Olivaceous Thornbill Hummingbird Species

The Olivaceous Thornbill (Chalcostigma olivaceum) is a small hummingbird found in South America. With an average body length of 7-8 cm and weight of 3-4 grams, it is one of the smallest hummingbird species in the world. This tiny bird gets its name from its predominantly olive green plumage.

Natural Habitat and Range
The olivaceous thornbill inhabits the tropical montane cloud forests on the eastern slopes of the Andes mountains in Peru, Bolivia, and far northern Argentina at elevations between 1800-3600 meters. Its range extends from central Peru in the north to northwest Argentina in the south.

The bird’s habitat consists of dense, humid forest understory and edges with plenty of epiphytes and vines. The olivaceous thornbill prefers areas with many small flowering plants and a water source nearby. Its small size allows it to dart quickly through dense vegetation. Climate in its mountain habitat is cool and wet, with frequent mist and rain.

The olivaceous thornbill is relatively easy to identify by its distinctive olive green upperparts and off-white underparts. The crown of the head is a slightly darker olive green. The chin and throat are white, fading to pale gray across the chest and belly. A touch of cinnamon buff is sometimes visible on the sides of the neck. The tail is forked and steel blue. The long thin bill is straight and black. The wings make a high-pitched buzzing sound in flight.

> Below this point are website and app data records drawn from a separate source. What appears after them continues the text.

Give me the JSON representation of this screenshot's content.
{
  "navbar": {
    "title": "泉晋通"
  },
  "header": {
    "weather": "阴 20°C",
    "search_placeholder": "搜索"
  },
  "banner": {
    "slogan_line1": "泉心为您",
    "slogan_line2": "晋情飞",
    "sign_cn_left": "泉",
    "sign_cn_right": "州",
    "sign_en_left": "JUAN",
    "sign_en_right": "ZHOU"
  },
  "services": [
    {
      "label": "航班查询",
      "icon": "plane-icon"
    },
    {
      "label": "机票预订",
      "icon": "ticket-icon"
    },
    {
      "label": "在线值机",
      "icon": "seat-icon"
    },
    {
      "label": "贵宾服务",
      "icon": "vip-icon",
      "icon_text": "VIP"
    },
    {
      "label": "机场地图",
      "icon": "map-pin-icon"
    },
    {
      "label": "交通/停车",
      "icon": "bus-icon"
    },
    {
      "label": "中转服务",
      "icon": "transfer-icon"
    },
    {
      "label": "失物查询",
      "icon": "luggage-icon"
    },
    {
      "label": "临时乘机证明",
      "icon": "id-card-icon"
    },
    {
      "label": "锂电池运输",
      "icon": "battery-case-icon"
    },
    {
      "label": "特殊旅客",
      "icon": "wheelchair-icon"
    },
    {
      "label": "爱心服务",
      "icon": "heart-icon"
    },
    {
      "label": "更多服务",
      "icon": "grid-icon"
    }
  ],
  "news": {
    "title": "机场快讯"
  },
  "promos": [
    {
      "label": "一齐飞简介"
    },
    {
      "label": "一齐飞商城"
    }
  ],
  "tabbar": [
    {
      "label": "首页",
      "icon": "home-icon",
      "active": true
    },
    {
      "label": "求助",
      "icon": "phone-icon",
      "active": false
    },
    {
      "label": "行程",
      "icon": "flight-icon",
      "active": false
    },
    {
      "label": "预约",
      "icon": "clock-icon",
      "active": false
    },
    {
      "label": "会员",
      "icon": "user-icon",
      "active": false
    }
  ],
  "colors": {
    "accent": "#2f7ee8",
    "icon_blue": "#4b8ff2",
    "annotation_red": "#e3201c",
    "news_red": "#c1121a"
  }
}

Males and females look similar, but females have white spotting on the throat and chest while males have a solid white throat. Juveniles appear paler with buff spotting overall. The olivaceous thornbill exhibits no seasonal variation in its plumage. It is mostly solitary and territorial but will congregate at particularly rich nectar sources.

Like all hummingbirds, the olivaceous thornbill feeds on flower nectar and tiny insects. Its long bill allows it to access nectar deep inside long tubular flowers. Some favorite food plants include species of fuchsia, passionflower, and the giant puya plant. The bird uses its extensible tongue to lap up nectar while hovering at the flower. It also hawks small insects in flight or picks them off leaves and branches. A high metabolism requires the olivaceous thornbill to consume nectar every 10-15 minutes all day long.

The breeding season for the olivaceous thornbill extends from April to August in its South American range. Males perform elaborate courtship displays, flying back and forth in wide arcs with their colorful throat patch puffed out. Once paired, the female builds a delicate cup-shaped nest out of plant fibers and spider webs on a low hanging branch or tree trunk.

She lays just two tiny white eggs and incubates them alone for about 15-18 days. The chicks hatch with eyes closed and almost no feathers. Both parents feed the chicks with regurgitated insects and nectar for about 3 weeks until they fledge from the nest. The young birds reach full independence at around 6-8 weeks old. Pairs may raise two broods per season.

Threats and Conservation Status
The olivaceous thornbill’s population numbers and range are currently stable. Its remote mountain habitat protects it from most human activity. However, deforestation and climate change may impact the species in the future. Expanding agriculture and cattle ranching reduces forest area while rising temperatures dry out mountaintop cloud forests. The olivaceous thornbill is classified as Least Concern on the IUCN Red List.

Fun Facts
– The olivaceous thornbill hovers at an incredible 200 wing beats per second! This allows the bird to fly backwards and upside down while feeding.

– Its tiny nest, only about 2 inches wide, is stretched between two branches or leaves and blends into the vegetation.

– A group of hummingbirds is called a “glittering” or “shimmer”. When feeding, the olivaceous thornbill’s iridescent green back appears to shimmer in the light.

– The species name “olivaceum” is Latin for olive green, referring to the bird’s predominant body color.

– Males perform a high-speed dive display during courtship as they flash their iridescent crown and dive within inches of the female.

– Hummingbirds have remarkably short legs relative to their body size but compensating with powerfully muscled thighs for perching.

– The olivaceous thornbill’s long bill has flexible joints allowing the tips to bend up to 25 degrees in any direction to access nectar.

– This species spreads its wings out to the sides after rain to allow its feathers to dry since wet feathers are difficult to fly with.

The diminutive olivaceous thornbill thrives among the misty, moss-draped cloud forests of the South American Andes. It fills an important niche as a primary pollinator for many high altitude plants. While barely noticeable thanks to its tiny size, the olivaceous thornbill leads a fascinating life adapted for survival in the mountains. This delicate-looking but resilient species will hopefully continue brightening the tree-tops of its Andean home with its glimmering green plumage and buzzing wing-beats for a long time to come.